On a cold and snowy January evening in Buckinghamshire, dressage fans braved the weather and turned out in their hundreds to Addington Manor to watch a demonstration by Olympic gold medallist, Laura Bechtolsheimer. While the outside temperature was low, Laura and Wilfried Bechtolsheimer warmed the crowds with their informative demonstration.
Laura brought three horses: Pammy, a 7-year old mare, who is full sister to Polar Bear (by Polarion x Landadel x Argentinus), and working at medium/advanced level, Rubin al Asad (aka Rufus), a 10-year old Hanoverian PSG level horse (by Rubin Royal x Wanderbusch II), and of course Mistral Hojris, her 18-year old Olympic horse.
Laura and Dr Bechtolsheimer were keen to explain their work ethic for the horses. How they use the same methodology, techniques and suppling exercises, including shoulder in, travers, renvers and half pass, no matter what level the horse is, always keeping in mind the basic scales of training, and especially working towards self-carriage and lightness.
Laura started out the evening riding Pammy, who was a little overcome by her surroundings at first but as soon as Laura put her to work she showed off her future potential to the full. There were some amusing moments when stable jockey Lara Griffith and Dr Bechtolsheimer, explained how both of them had been bucked off several times by Pammy but after coming back into work following some field time she seemed to be keeping all four feet on the ground and was now progressing in her work.
Next Lara came in on Rufus. It was explained that Rufus had recently been brought back into work following a back injury. The same routine was used to warm him up and then some more advanced work was shown and how Rufus was being prepared for the movements at the higher levels, such as two time changes and pirouettes.
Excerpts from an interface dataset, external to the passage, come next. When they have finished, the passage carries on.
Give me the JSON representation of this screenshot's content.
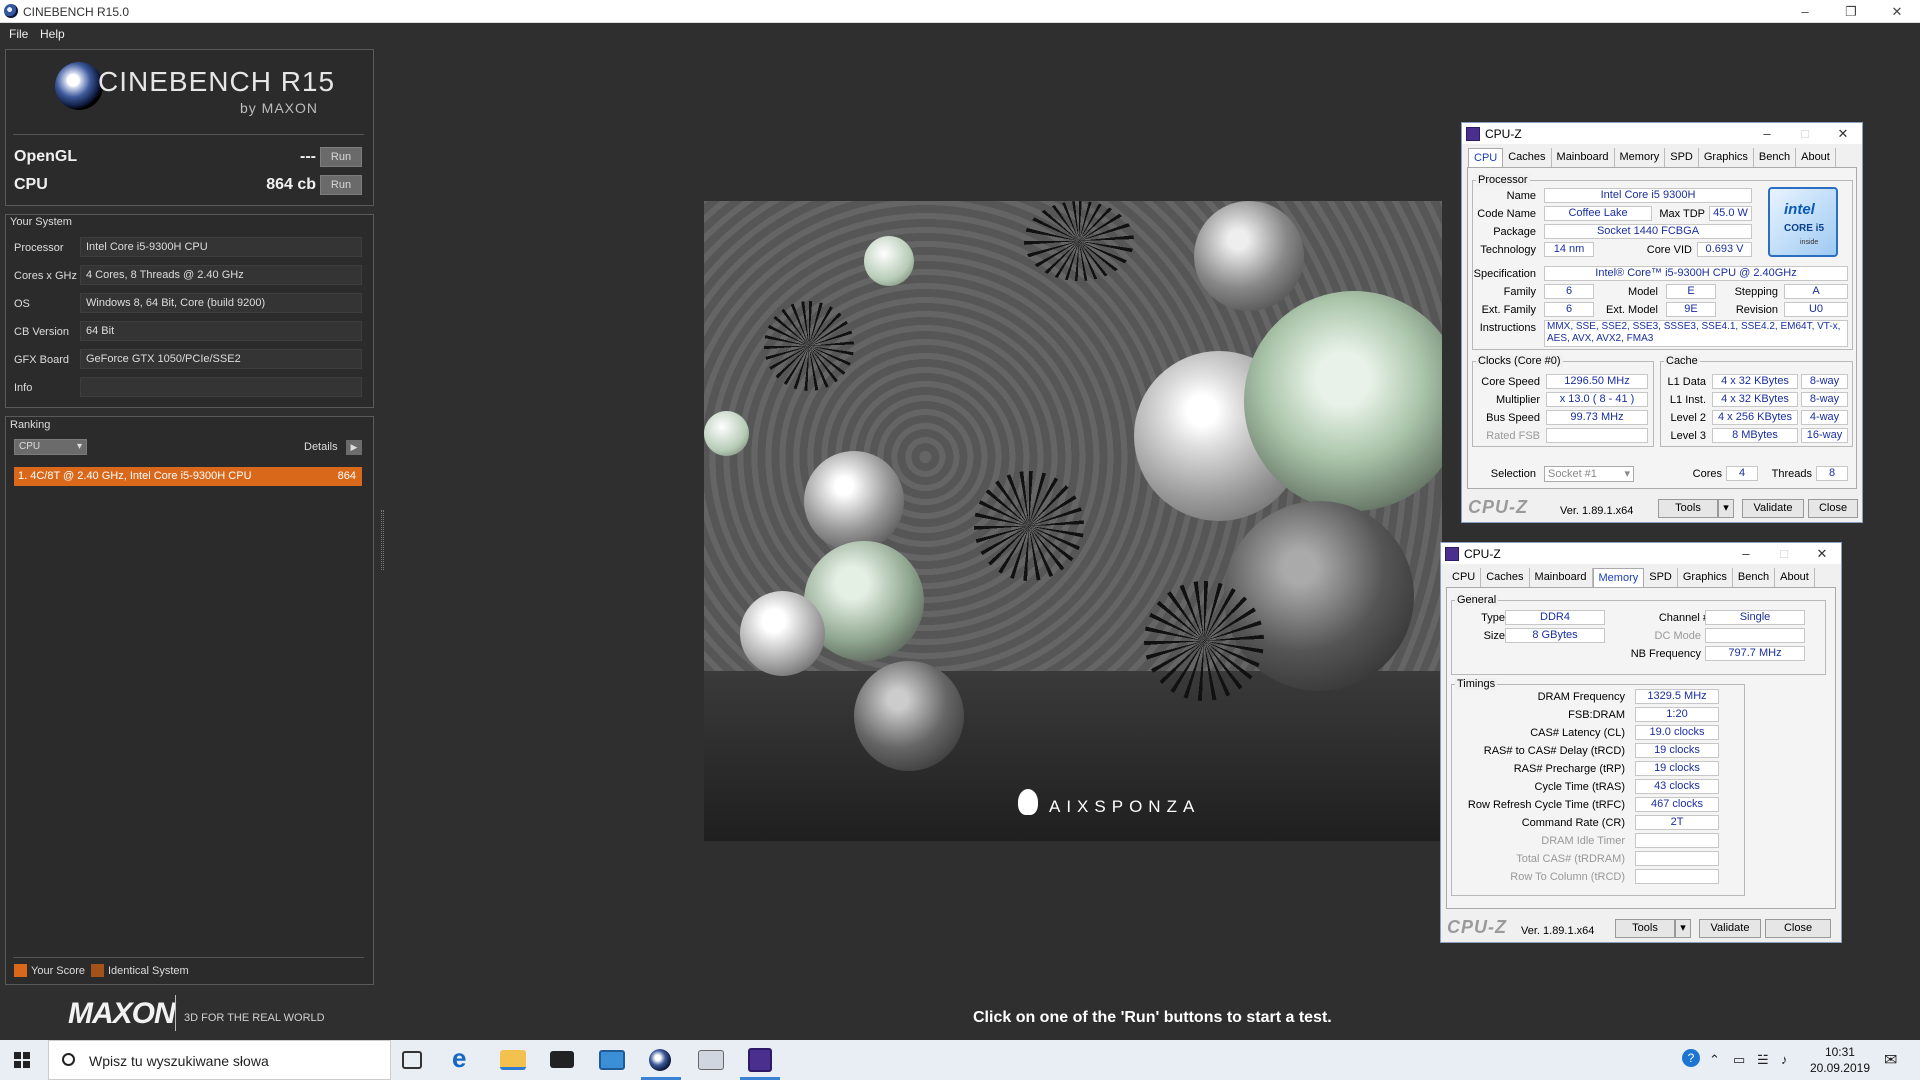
{
  "window": {
    "title": "CINEBENCH R15.0"
  },
  "menu": {
    "file": "File",
    "help": "Help"
  },
  "brand": {
    "name": "CINEBENCH R15",
    "by": "by MAXON"
  },
  "scores": {
    "opengl_label": "OpenGL",
    "opengl_value": "---",
    "cpu_label": "CPU",
    "cpu_value": "864 cb",
    "run_label": "Run"
  },
  "your_system": {
    "title": "Your System",
    "rows": [
      {
        "label": "Processor",
        "value": "Intel Core i5-9300H CPU"
      },
      {
        "label": "Cores x GHz",
        "value": "4 Cores, 8 Threads @ 2.40 GHz"
      },
      {
        "label": "OS",
        "value": "Windows 8, 64 Bit, Core (build 9200)"
      },
      {
        "label": "CB Version",
        "value": "64 Bit"
      },
      {
        "label": "GFX Board",
        "value": "GeForce GTX 1050/PCIe/SSE2"
      },
      {
        "label": "Info",
        "value": ""
      }
    ]
  },
  "ranking": {
    "title": "Ranking",
    "dropdown": "CPU",
    "details": "Details",
    "entry_text": "1. 4C/8T @ 2.40 GHz, Intel Core i5-9300H CPU",
    "entry_score": "864",
    "legend_your": "Your Score",
    "legend_identical": "Identical System"
  },
  "footer": {
    "maxon": "MAXON",
    "tagline": "3D FOR THE REAL WORLD",
    "status": "Click on one of the 'Run' buttons to start a test."
  },
  "render": {
    "watermark": "AIXSPONZA"
  },
  "colors": {
    "accent": "#d9681a",
    "legend_identical": "#a3531a",
    "cpuz_value": "#1a2fa0"
  },
  "cpuz_common": {
    "title": "CPU-Z",
    "tabs": [
      "CPU",
      "Caches",
      "Mainboard",
      "Memory",
      "SPD",
      "Graphics",
      "Bench",
      "About"
    ],
    "logo": "CPU-Z",
    "version": "Ver. 1.89.1.x64",
    "tools": "Tools",
    "validate": "Validate",
    "close": "Close"
  },
  "cpuz_cpu": {
    "processor_title": "Processor",
    "name_label": "Name",
    "name": "Intel Core i5 9300H",
    "codename_label": "Code Name",
    "codename": "Coffee Lake",
    "maxtdp_label": "Max TDP",
    "maxtdp": "45.0 W",
    "package_label": "Package",
    "package": "Socket 1440 FCBGA",
    "technology_label": "Technology",
    "technology": "14 nm",
    "corevid_label": "Core VID",
    "corevid": "0.693 V",
    "spec_label": "Specification",
    "spec": "Intel® Core™ i5-9300H CPU @ 2.40GHz",
    "family_label": "Family",
    "family": "6",
    "model_label": "Model",
    "model": "E",
    "stepping_label": "Stepping",
    "stepping": "A",
    "extfamily_label": "Ext. Family",
    "extfamily": "6",
    "extmodel_label": "Ext. Model",
    "extmodel": "9E",
    "revision_label": "Revision",
    "revision": "U0",
    "instructions_label": "Instructions",
    "instructions_1": "MMX, SSE, SSE2, SSE3, SSSE3, SSE4.1, SSE4.2, EM64T, VT-x,",
    "instructions_2": "AES, AVX, AVX2, FMA3",
    "clocks_title": "Clocks (Core #0)",
    "corespeed_label": "Core Speed",
    "corespeed": "1296.50 MHz",
    "multiplier_label": "Multiplier",
    "multiplier": "x 13.0 ( 8 - 41 )",
    "busspeed_label": "Bus Speed",
    "busspeed": "99.73 MHz",
    "ratedfsb_label": "Rated FSB",
    "ratedfsb": "",
    "cache_title": "Cache",
    "l1data_label": "L1 Data",
    "l1data": "4 x 32 KBytes",
    "l1data_way": "8-way",
    "l1inst_label": "L1 Inst.",
    "l1inst": "4 x 32 KBytes",
    "l1inst_way": "8-way",
    "l2_label": "Level 2",
    "l2": "4 x 256 KBytes",
    "l2_way": "4-way",
    "l3_label": "Level 3",
    "l3": "8 MBytes",
    "l3_way": "16-way",
    "selection_label": "Selection",
    "selection": "Socket #1",
    "cores_label": "Cores",
    "cores": "4",
    "threads_label": "Threads",
    "threads": "8",
    "intel_logo": "intel",
    "intel_core": "CORE i5",
    "intel_inside": "inside"
  },
  "cpuz_mem": {
    "general_title": "General",
    "type_label": "Type",
    "type": "DDR4",
    "size_label": "Size",
    "size": "8 GBytes",
    "channel_label": "Channel #",
    "channel": "Single",
    "dcmode_label": "DC Mode",
    "dcmode": "",
    "nbfreq_label": "NB Frequency",
    "nbfreq": "797.7 MHz",
    "timings_title": "Timings",
    "timings": [
      {
        "label": "DRAM Frequency",
        "value": "1329.5 MHz"
      },
      {
        "label": "FSB:DRAM",
        "value": "1:20"
      },
      {
        "label": "CAS# Latency (CL)",
        "value": "19.0 clocks"
      },
      {
        "label": "RAS# to CAS# Delay (tRCD)",
        "value": "19 clocks"
      },
      {
        "label": "RAS# Precharge (tRP)",
        "value": "19 clocks"
      },
      {
        "label": "Cycle Time (tRAS)",
        "value": "43 clocks"
      },
      {
        "label": "Row Refresh Cycle Time (tRFC)",
        "value": "467 clocks"
      },
      {
        "label": "Command Rate (CR)",
        "value": "2T"
      },
      {
        "label": "DRAM Idle Timer",
        "value": ""
      },
      {
        "label": "Total CAS# (tRDRAM)",
        "value": ""
      },
      {
        "label": "Row To Column (tRCD)",
        "value": ""
      }
    ]
  },
  "taskbar": {
    "search_placeholder": "Wpisz tu wyszukiwane słowa",
    "time": "10:31",
    "date": "20.09.2019"
  }
}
Dr Bechtolsheimer explained that during the training sessions the more strenuous movements such as pirouettes, piaffe and extended trot, were kept to a minimum and ‘watered down’ so as not to put too much strain on the joints.
Lastly, but definitely not least, Laura returned to the arena on a very fit and lively Alf. He is well known for being full of exuberance and very strong at times but he behaved impeccably and it was almost as though he were showing off for the enraptured crowd. Laura put him through the same warmup routine, the only difference being that she warms him up in canter and said that every horse is different and changes are made to suit. Then she put him through his paces and produced some near perfect piaffe, passage and zig zag, which were very impressive as this was the first time he had been out since the Olympics. Surely at this point there was not a single person in the audience who wouldn’t have given their right arm just to have a sit on that horse! Laura mentioned that this would be Alf’s last competitive season and afterwards the writer asked her what would happen to him then, Laura laughed and said she wasn’t sure as she agreed he definitely doesn’t look ready for the field just yet.
The evening was very informative and enlightening. It was a pleasure to see that the traditional classical methods of training are still proving to be and produce the best.
Text by Sue Aaltonen - Photos © Risto Aaltonen